*** Begin section ***

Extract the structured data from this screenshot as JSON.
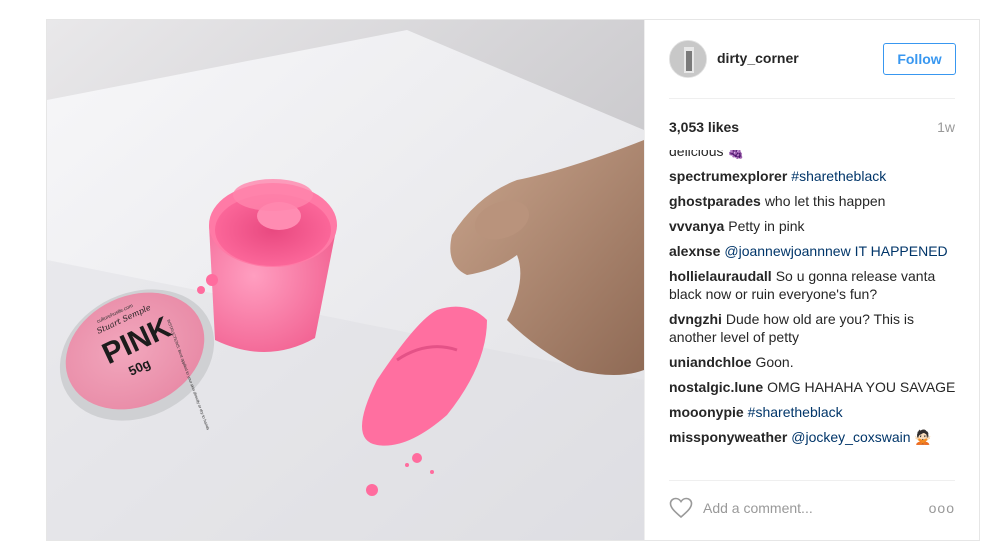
{
  "post": {
    "username": "dirty_corner",
    "follow_label": "Follow",
    "likes": "3,053 likes",
    "time_ago": "1w",
    "comments": [
      {
        "user": "",
        "text": "delicious 🍇"
      },
      {
        "user": "spectrumexplorer",
        "text": "#sharetheblack"
      },
      {
        "user": "ghostparades",
        "text": "who let this happen"
      },
      {
        "user": "vvvanya",
        "text": "Petty in pink"
      },
      {
        "user": "alexnse",
        "text": "@joannewjoannnew IT HAPPENED"
      },
      {
        "user": "hollielauraudall",
        "text": "So u gonna release vanta black now or ruin everyone's fun?"
      },
      {
        "user": "dvngzhi",
        "text": "Dude how old are you? This is another level of petty"
      },
      {
        "user": "uniandchloe",
        "text": "Goon."
      },
      {
        "user": "nostalgic.lune",
        "text": "OMG HAHAHA YOU SAVAGE"
      },
      {
        "user": "mooonypie",
        "text": "#sharetheblack"
      },
      {
        "user": "missponyweather",
        "text": "@jockey_coxswain 🙅🏻"
      }
    ],
    "comment_placeholder": "Add a comment...",
    "more_label": "ooo"
  },
  "photo": {
    "lid_brand": "Stuart Semple",
    "lid_title": "PINK",
    "lid_weight": "50g",
    "lid_site": "culturehustle.com",
    "lid_instructions": "INSTRUCTIONS: Best applied to your skin directly or dry to hands"
  },
  "colors": {
    "accent": "#3897f0",
    "pink": "#f65a8f",
    "mention": "#003569"
  },
  "icons": {
    "heart": "heart-icon",
    "more": "more-options-icon"
  }
}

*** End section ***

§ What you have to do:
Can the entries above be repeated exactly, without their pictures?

§ Answer to this task:
Extract the structured data from this screenshot as JSON.
{
  "post": {
    "username": "dirty_corner",
    "follow_label": "Follow",
    "likes": "3,053 likes",
    "time_ago": "1w",
    "comments": [
      {
        "user": "",
        "text": "delicious 🍇"
      },
      {
        "user": "spectrumexplorer",
        "text": "#sharetheblack"
      },
      {
        "user": "ghostparades",
        "text": "who let this happen"
      },
      {
        "user": "vvvanya",
        "text": "Petty in pink"
      },
      {
        "user": "alexnse",
        "text": "@joannewjoannnew IT HAPPENED"
      },
      {
        "user": "hollielauraudall",
        "text": "So u gonna release vanta black now or ruin everyone's fun?"
      },
      {
        "user": "dvngzhi",
        "text": "Dude how old are you? This is another level of petty"
      },
      {
        "user": "uniandchloe",
        "text": "Goon."
      },
      {
        "user": "nostalgic.lune",
        "text": "OMG HAHAHA YOU SAVAGE"
      },
      {
        "user": "mooonypie",
        "text": "#sharetheblack"
      },
      {
        "user": "missponyweather",
        "text": "@jockey_coxswain 🙅🏻"
      }
    ],
    "comment_placeholder": "Add a comment...",
    "more_label": "ooo"
  },
  "photo": {
    "lid_brand": "Stuart Semple",
    "lid_title": "PINK",
    "lid_weight": "50g",
    "lid_site": "culturehustle.com",
    "lid_instructions": "INSTRUCTIONS: Best applied to your skin directly or dry to hands"
  },
  "colors": {
    "accent": "#3897f0",
    "pink": "#f65a8f",
    "mention": "#003569"
  },
  "icons": {
    "heart": "heart-icon",
    "more": "more-options-icon"
  }
}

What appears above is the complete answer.